Johnson and Schulz said the Cougars will continue fundraising efforts for student-athlete scholarships and also to fund construction of the new baseball clubhouse and for renovations to the swimming facilities and a new academic center.

Schulz met with the athletic department staff for an hour Tuesday, then met with all the coaches before sitting down with football coach Mike Leach for a meeting that ran about 75 minutes, he said.

Schulz said Leach reiterated to him what he said in his Monday news conference – that he intends to remain at WSU.

“We love him being here, he’s done a lot for WSU and we’re committed to doing what is needed to keep him as our football coach,” Schulz said. “Clearly, we want our next athletic director to be someone who’s going to continue to build around our football program and all of our other sports. And my expectation is that we’ll bring in somebody who has a great working relationship with Mike.”

Leach is not on the athletic director search committee – women’s basketball coach June Daugherty represents the WSU coaching constituency on the committee – but Schulz told Leach he’ll “continue to personally keep him updated” as the search process unfolds.

“I’ll certainly have conversations with him and other key individuals when we get down to the end and have a couple people we’re looking at,” Schulz said. “Mike has clearly said, ‘I’m here to help, this is your hire. I want somebody I can work with and with whom we can be successful.’”

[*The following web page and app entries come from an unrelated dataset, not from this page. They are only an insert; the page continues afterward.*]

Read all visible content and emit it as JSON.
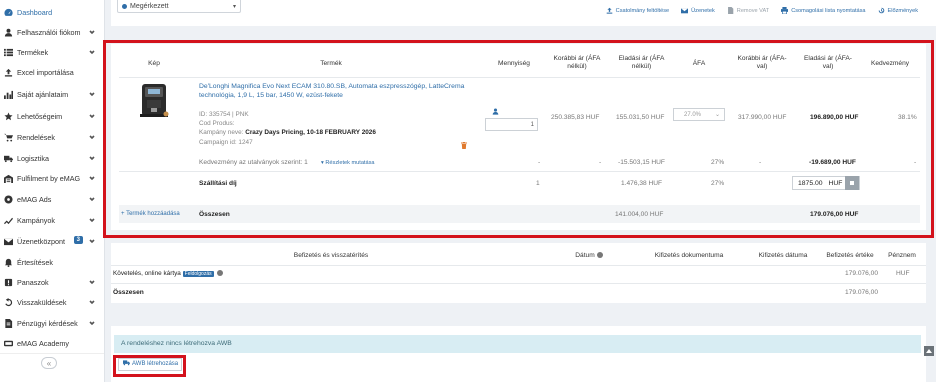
{
  "sidebar": {
    "items": [
      {
        "label": "Dashboard",
        "icon": "dashboard-icon",
        "chevron": false,
        "active": true
      },
      {
        "label": "Felhasználói fiókom",
        "icon": "user-icon",
        "chevron": true
      },
      {
        "label": "Termékek",
        "icon": "list-icon",
        "chevron": true
      },
      {
        "label": "Excel importálása",
        "icon": "upload-icon",
        "chevron": false
      },
      {
        "label": "Saját ajánlataim",
        "icon": "chart-icon",
        "chevron": true
      },
      {
        "label": "Lehetőségeim",
        "icon": "star-icon",
        "chevron": true
      },
      {
        "label": "Rendelések",
        "icon": "cart-icon",
        "chevron": true
      },
      {
        "label": "Logisztika",
        "icon": "truck-icon",
        "chevron": true
      },
      {
        "label": "Fulfilment by eMAG",
        "icon": "warehouse-icon",
        "chevron": true
      },
      {
        "label": "eMAG Ads",
        "icon": "ads-icon",
        "chevron": true
      },
      {
        "label": "Kampányok",
        "icon": "trend-icon",
        "chevron": true
      },
      {
        "label": "Üzenetközpont",
        "icon": "envelope-icon",
        "chevron": true,
        "badge": "3"
      },
      {
        "label": "Értesítések",
        "icon": "bell-icon",
        "chevron": false
      },
      {
        "label": "Panaszok",
        "icon": "warning-icon",
        "chevron": true
      },
      {
        "label": "Visszaküldések",
        "icon": "return-icon",
        "chevron": true
      },
      {
        "label": "Pénzügyi kérdések",
        "icon": "document-icon",
        "chevron": true
      },
      {
        "label": "eMAG Academy",
        "icon": "academy-icon",
        "chevron": false
      }
    ],
    "collapse_label": "«"
  },
  "topbar": {
    "status_value": "Megérkezett",
    "actions": [
      {
        "label": "Csatolmány feltöltése",
        "icon": "upload-icon",
        "disabled": false
      },
      {
        "label": "Üzenetek",
        "icon": "envelope-icon",
        "disabled": false
      },
      {
        "label": "Remove VAT",
        "icon": "document-icon",
        "disabled": true
      },
      {
        "label": "Csomagolási lista nyomtatása",
        "icon": "printer-icon",
        "disabled": false
      },
      {
        "label": "Előzmények",
        "icon": "history-icon",
        "disabled": false
      }
    ]
  },
  "products": {
    "headers": {
      "image": "Kép",
      "product": "Termék",
      "quantity": "Mennyiség",
      "prev_price_net": "Korábbi ár (ÁFA nélkül)",
      "sale_price_net": "Eladási ár (ÁFA nélkül)",
      "vat": "ÁFA",
      "prev_price_gross": "Korábbi ár (ÁFA-val)",
      "sale_price_gross": "Eladási ár (ÁFA-val)",
      "discount": "Kedvezmény"
    },
    "item": {
      "name": "De'Longhi Magnifica Evo Next ECAM 310.80.SB, Automata eszpresszógép, LatteCrema technológia, 1,9 L, 15 bar, 1450 W, ezüst-fekete",
      "id_line": "ID: 335754 | PNK",
      "cod_line": "Cod Produs:",
      "campaign_label": "Kampány neve:",
      "campaign_name": "Crazy Days Pricing, 10-18 FEBRUARY 2026",
      "campaign_id": "Campaign id: 1247",
      "quantity": "1",
      "prev_price_net": "250.385,83 HUF",
      "sale_price_net": "155.031,50 HUF",
      "vat": "27.0%",
      "prev_price_gross": "317.990,00 HUF",
      "sale_price_gross": "196.890,00 HUF",
      "discount": "38.1%"
    },
    "voucher": {
      "label": "Kedvezmény az utalványok szerint: 1",
      "link": "Részletek mutatása",
      "dash1": "-",
      "dash2": "-",
      "sale_net": "-15.503,15 HUF",
      "vat": "27%",
      "dash3": "-",
      "sale_gross": "-19.689,00 HUF",
      "dash4": "-"
    },
    "shipping": {
      "label": "Szállítási díj",
      "quantity": "1",
      "sale_net": "1.476,38 HUF",
      "vat": "27%",
      "sale_gross_input": "1875.00",
      "currency": "HUF"
    },
    "total": {
      "add_label": "Termék hozzáadása",
      "label": "Összesen",
      "net": "141.004,00 HUF",
      "gross": "179.076,00 HUF"
    }
  },
  "payments": {
    "headers": {
      "payment": "Befizetés és visszatérítés",
      "date": "Dátum",
      "doc": "Kifizetés dokumentuma",
      "pay_date": "Kifizetés dátuma",
      "value": "Befizetés értéke",
      "currency": "Pénznem"
    },
    "rows": [
      {
        "label": "Követelés, online kártya",
        "badge": "Feldolgozás",
        "value": "179.076,00",
        "currency": "HUF"
      }
    ],
    "total_label": "Összesen",
    "total_value": "179.076,00"
  },
  "awb": {
    "info": "A rendeléshez nincs létrehozva AWB",
    "button": "AWB létrehozása"
  },
  "colors": {
    "accent": "#2f6ea8",
    "highlight": "#d3121c",
    "info_bg": "#d8edf3"
  }
}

Schulz and Johnson said they were both surprised when the news of Moos’ departure for Nebraska broke on Sunday morning. Schulz was flying back after a fundraising event in Denver, and he found out about Moos leaving when he turned on his phone upon landing in Seattle and saw a flurry of calls and texts.

“In my conversation with Bill after, he said the University of Nebraska said it was really important that it be kept completely confidential,” Schulz said. “I will say, in the world of athletics, this is not uncommon. It wasn’t a personal slight. Sometimes these things are kept confidential until the very last minute.”

Schulz did not directly answer a question about whether Moos came to him seeking a contract extension before he took the Nebraska job.

“I’ve seen the different reports that there was this conversation or there wasn’t. We’re just gonna look forward and I’m worried about finding the next athletic director. I’m not gonna worry about the stuff out there,” Schulz said. “I wish Bill the best at Nebraska, I know he did a lot for us here and we had a really good working relationship in his tenure as athletic director. He was very helpful to me as a new president from outside the state of Washington.”

Schulz addresses budget deficit and Pac-12 network concerns

Based on most updated figures, WSU athletics is likely to close fiscal year 2017 with around a $8.5 million deficit. Schulz said Tuesday that he’s hopeful the deficit will be down to $7 million by the end of the next fiscal year, and added that the athletic department’s deficit will probably run another three fiscal years.

“It’s critical for me and for the university to get back in the black, but not just to get in the black but to get to the point where we have additional dollars coming in to invest in coaches, student-athletes and facilities,” Schulz said.

Schulz also expressed disappointment at the revenue the Pac-12 Network has netted for the Pac-12 schools.

“The original projections made way before I was here was that there was going to be substantial revenue coming in to the different members of the Pac-12,” Schulz said. “While we have exceeded some lower level expectations, I think the Pac-12 Network is still not providing the sort of dollars the other schools in the SEC and Big Ten get from their conference networks.”

Jon Wilner of the San Jose Mercury-News reported in August that the Pac-12 Network generated about $2.5 million of revenue per school in the last fiscal year.

“This is a concern of the Pac-12 presidents and I can tell you it’s a large discussion point with meetings with the commissioner at every single meeting. Because everybody needs these revenues to be competitive, not just within the Pac-12, but hey, the Pac-12 schools have got to be competitive with ACC, the SEC and the Big Ten and Big 12, and we’re falling behind,” Schulz said.